**About this exercise:** Whatever lines the data contains, output all of them unchanged.

#### Data

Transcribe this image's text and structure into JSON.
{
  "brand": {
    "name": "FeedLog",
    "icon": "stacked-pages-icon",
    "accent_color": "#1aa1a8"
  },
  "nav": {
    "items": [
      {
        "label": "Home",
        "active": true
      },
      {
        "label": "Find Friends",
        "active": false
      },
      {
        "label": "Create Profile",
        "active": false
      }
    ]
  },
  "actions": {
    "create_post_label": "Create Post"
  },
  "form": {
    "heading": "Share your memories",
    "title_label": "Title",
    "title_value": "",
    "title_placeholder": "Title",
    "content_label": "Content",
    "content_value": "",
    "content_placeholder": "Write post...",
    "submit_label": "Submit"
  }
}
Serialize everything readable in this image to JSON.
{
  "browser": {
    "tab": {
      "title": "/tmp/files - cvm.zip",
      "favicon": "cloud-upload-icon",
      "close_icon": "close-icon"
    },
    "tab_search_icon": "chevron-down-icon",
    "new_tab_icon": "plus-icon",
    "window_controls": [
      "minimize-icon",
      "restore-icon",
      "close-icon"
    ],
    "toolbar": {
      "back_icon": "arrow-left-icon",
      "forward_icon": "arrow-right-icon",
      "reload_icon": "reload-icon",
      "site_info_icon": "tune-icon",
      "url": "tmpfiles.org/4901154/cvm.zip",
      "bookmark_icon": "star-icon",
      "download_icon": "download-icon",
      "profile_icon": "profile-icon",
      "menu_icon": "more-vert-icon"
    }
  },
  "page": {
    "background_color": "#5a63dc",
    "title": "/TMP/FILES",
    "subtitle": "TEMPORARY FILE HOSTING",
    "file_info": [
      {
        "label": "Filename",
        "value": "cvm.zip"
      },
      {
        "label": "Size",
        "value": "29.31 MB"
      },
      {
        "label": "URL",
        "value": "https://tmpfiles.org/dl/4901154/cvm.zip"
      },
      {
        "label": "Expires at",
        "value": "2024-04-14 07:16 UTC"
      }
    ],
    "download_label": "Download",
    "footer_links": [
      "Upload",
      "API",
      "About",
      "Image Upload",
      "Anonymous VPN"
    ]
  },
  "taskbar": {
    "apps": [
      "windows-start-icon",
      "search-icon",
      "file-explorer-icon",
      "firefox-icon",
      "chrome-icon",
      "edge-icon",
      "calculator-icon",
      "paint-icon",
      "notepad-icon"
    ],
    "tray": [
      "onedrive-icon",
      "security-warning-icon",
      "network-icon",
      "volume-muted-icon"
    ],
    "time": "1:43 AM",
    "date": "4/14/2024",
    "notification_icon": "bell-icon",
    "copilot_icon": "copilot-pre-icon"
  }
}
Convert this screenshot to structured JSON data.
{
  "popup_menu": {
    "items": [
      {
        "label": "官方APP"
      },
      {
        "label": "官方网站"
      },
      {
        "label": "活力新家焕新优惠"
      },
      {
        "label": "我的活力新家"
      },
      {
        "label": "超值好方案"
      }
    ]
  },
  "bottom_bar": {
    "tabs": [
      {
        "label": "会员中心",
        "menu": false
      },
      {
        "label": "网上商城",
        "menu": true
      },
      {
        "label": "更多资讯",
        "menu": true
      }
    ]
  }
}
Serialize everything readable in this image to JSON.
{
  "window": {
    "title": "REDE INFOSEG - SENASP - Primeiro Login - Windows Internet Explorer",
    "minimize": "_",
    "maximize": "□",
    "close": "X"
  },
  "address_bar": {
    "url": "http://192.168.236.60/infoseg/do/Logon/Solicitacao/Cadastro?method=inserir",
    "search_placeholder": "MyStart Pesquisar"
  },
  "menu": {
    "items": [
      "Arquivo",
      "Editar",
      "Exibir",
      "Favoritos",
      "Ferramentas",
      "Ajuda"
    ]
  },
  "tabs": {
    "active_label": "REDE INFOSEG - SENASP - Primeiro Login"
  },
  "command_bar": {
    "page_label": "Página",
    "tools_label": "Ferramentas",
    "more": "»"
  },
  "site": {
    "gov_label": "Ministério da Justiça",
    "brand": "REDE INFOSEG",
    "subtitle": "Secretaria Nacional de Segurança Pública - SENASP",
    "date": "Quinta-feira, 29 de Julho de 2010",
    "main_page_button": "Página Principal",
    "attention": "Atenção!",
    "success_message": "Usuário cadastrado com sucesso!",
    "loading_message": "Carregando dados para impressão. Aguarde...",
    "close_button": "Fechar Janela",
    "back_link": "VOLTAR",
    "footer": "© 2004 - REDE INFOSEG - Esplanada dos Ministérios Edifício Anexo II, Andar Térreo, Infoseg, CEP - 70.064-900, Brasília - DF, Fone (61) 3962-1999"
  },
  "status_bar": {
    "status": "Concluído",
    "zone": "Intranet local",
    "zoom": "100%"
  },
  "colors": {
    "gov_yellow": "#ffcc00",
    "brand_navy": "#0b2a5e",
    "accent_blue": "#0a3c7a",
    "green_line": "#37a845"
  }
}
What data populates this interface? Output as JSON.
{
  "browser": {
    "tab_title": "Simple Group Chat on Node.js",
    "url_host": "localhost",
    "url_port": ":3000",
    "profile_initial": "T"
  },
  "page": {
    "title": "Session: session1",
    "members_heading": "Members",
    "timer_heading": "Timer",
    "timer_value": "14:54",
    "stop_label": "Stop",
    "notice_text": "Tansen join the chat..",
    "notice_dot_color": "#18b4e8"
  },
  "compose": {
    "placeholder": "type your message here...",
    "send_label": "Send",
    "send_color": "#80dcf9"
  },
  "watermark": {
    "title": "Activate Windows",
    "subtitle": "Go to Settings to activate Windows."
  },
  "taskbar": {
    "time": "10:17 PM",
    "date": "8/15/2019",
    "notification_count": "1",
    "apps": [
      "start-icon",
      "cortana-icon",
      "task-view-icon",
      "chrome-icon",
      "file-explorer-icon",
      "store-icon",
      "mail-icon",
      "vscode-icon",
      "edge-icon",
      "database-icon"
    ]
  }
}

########

**Task response:**
Transcribe this image's text and structure into JSON.
{
  "brand": {
    "name": "FeedLog",
    "icon": "stacked-pages-icon",
    "accent_color": "#1aa1a8"
  },
  "nav": {
    "items": [
      {
        "label": "Home",
        "active": true
      },
      {
        "label": "Find Friends",
        "active": false
      },
      {
        "label": "Create Profile",
        "active": false
      }
    ]
  },
  "actions": {
    "create_post_label": "Create Post"
  },
  "form": {
    "heading": "Share your memories",
    "title_label": "Title",
    "title_value": "",
    "title_placeholder": "Title",
    "content_label": "Content",
    "content_value": "",
    "content_placeholder": "Write post...",
    "submit_label": "Submit"
  }
}
Serialize everything readable in this image to JSON.
{
  "browser": {
    "tab": {
      "title": "/tmp/files - cvm.zip",
      "favicon": "cloud-upload-icon",
      "close_icon": "close-icon"
    },
    "tab_search_icon": "chevron-down-icon",
    "new_tab_icon": "plus-icon",
    "window_controls": [
      "minimize-icon",
      "restore-icon",
      "close-icon"
    ],
    "toolbar": {
      "back_icon": "arrow-left-icon",
      "forward_icon": "arrow-right-icon",
      "reload_icon": "reload-icon",
      "site_info_icon": "tune-icon",
      "url": "tmpfiles.org/4901154/cvm.zip",
      "bookmark_icon": "star-icon",
      "download_icon": "download-icon",
      "profile_icon": "profile-icon",
      "menu_icon": "more-vert-icon"
    }
  },
  "page": {
    "background_color": "#5a63dc",
    "title": "/TMP/FILES",
    "subtitle": "TEMPORARY FILE HOSTING",
    "file_info": [
      {
        "label": "Filename",
        "value": "cvm.zip"
      },
      {
        "label": "Size",
        "value": "29.31 MB"
      },
      {
        "label": "URL",
        "value": "https://tmpfiles.org/dl/4901154/cvm.zip"
      },
      {
        "label": "Expires at",
        "value": "2024-04-14 07:16 UTC"
      }
    ],
    "download_label": "Download",
    "footer_links": [
      "Upload",
      "API",
      "About",
      "Image Upload",
      "Anonymous VPN"
    ]
  },
  "taskbar": {
    "apps": [
      "windows-start-icon",
      "search-icon",
      "file-explorer-icon",
      "firefox-icon",
      "chrome-icon",
      "edge-icon",
      "calculator-icon",
      "paint-icon",
      "notepad-icon"
    ],
    "tray": [
      "onedrive-icon",
      "security-warning-icon",
      "network-icon",
      "volume-muted-icon"
    ],
    "time": "1:43 AM",
    "date": "4/14/2024",
    "notification_icon": "bell-icon",
    "copilot_icon": "copilot-pre-icon"
  }
}
Convert this screenshot to structured JSON data.
{
  "popup_menu": {
    "items": [
      {
        "label": "官方APP"
      },
      {
        "label": "官方网站"
      },
      {
        "label": "活力新家焕新优惠"
      },
      {
        "label": "我的活力新家"
      },
      {
        "label": "超值好方案"
      }
    ]
  },
  "bottom_bar": {
    "tabs": [
      {
        "label": "会员中心",
        "menu": false
      },
      {
        "label": "网上商城",
        "menu": true
      },
      {
        "label": "更多资讯",
        "menu": true
      }
    ]
  }
}
Serialize everything readable in this image to JSON.
{
  "window": {
    "title": "REDE INFOSEG - SENASP - Primeiro Login - Windows Internet Explorer",
    "minimize": "_",
    "maximize": "□",
    "close": "X"
  },
  "address_bar": {
    "url": "http://192.168.236.60/infoseg/do/Logon/Solicitacao/Cadastro?method=inserir",
    "search_placeholder": "MyStart Pesquisar"
  },
  "menu": {
    "items": [
      "Arquivo",
      "Editar",
      "Exibir",
      "Favoritos",
      "Ferramentas",
      "Ajuda"
    ]
  },
  "tabs": {
    "active_label": "REDE INFOSEG - SENASP - Primeiro Login"
  },
  "command_bar": {
    "page_label": "Página",
    "tools_label": "Ferramentas",
    "more": "»"
  },
  "site": {
    "gov_label": "Ministério da Justiça",
    "brand": "REDE INFOSEG",
    "subtitle": "Secretaria Nacional de Segurança Pública - SENASP",
    "date": "Quinta-feira, 29 de Julho de 2010",
    "main_page_button": "Página Principal",
    "attention": "Atenção!",
    "success_message": "Usuário cadastrado com sucesso!",
    "loading_message": "Carregando dados para impressão. Aguarde...",
    "close_button": "Fechar Janela",
    "back_link": "VOLTAR",
    "footer": "© 2004 - REDE INFOSEG - Esplanada dos Ministérios Edifício Anexo II, Andar Térreo, Infoseg, CEP - 70.064-900, Brasília - DF, Fone (61) 3962-1999"
  },
  "status_bar": {
    "status": "Concluído",
    "zone": "Intranet local",
    "zoom": "100%"
  },
  "colors": {
    "gov_yellow": "#ffcc00",
    "brand_navy": "#0b2a5e",
    "accent_blue": "#0a3c7a",
    "green_line": "#37a845"
  }
}
What data populates this interface? Output as JSON.
{
  "browser": {
    "tab_title": "Simple Group Chat on Node.js",
    "url_host": "localhost",
    "url_port": ":3000",
    "profile_initial": "T"
  },
  "page": {
    "title": "Session: session1",
    "members_heading": "Members",
    "timer_heading": "Timer",
    "timer_value": "14:54",
    "stop_label": "Stop",
    "notice_text": "Tansen join the chat..",
    "notice_dot_color": "#18b4e8"
  },
  "compose": {
    "placeholder": "type your message here...",
    "send_label": "Send",
    "send_color": "#80dcf9"
  },
  "watermark": {
    "title": "Activate Windows",
    "subtitle": "Go to Settings to activate Windows."
  },
  "taskbar": {
    "time": "10:17 PM",
    "date": "8/15/2019",
    "notification_count": "1",
    "apps": [
      "start-icon",
      "cortana-icon",
      "task-view-icon",
      "chrome-icon",
      "file-explorer-icon",
      "store-icon",
      "mail-icon",
      "vscode-icon",
      "edge-icon",
      "database-icon"
    ]
  }
}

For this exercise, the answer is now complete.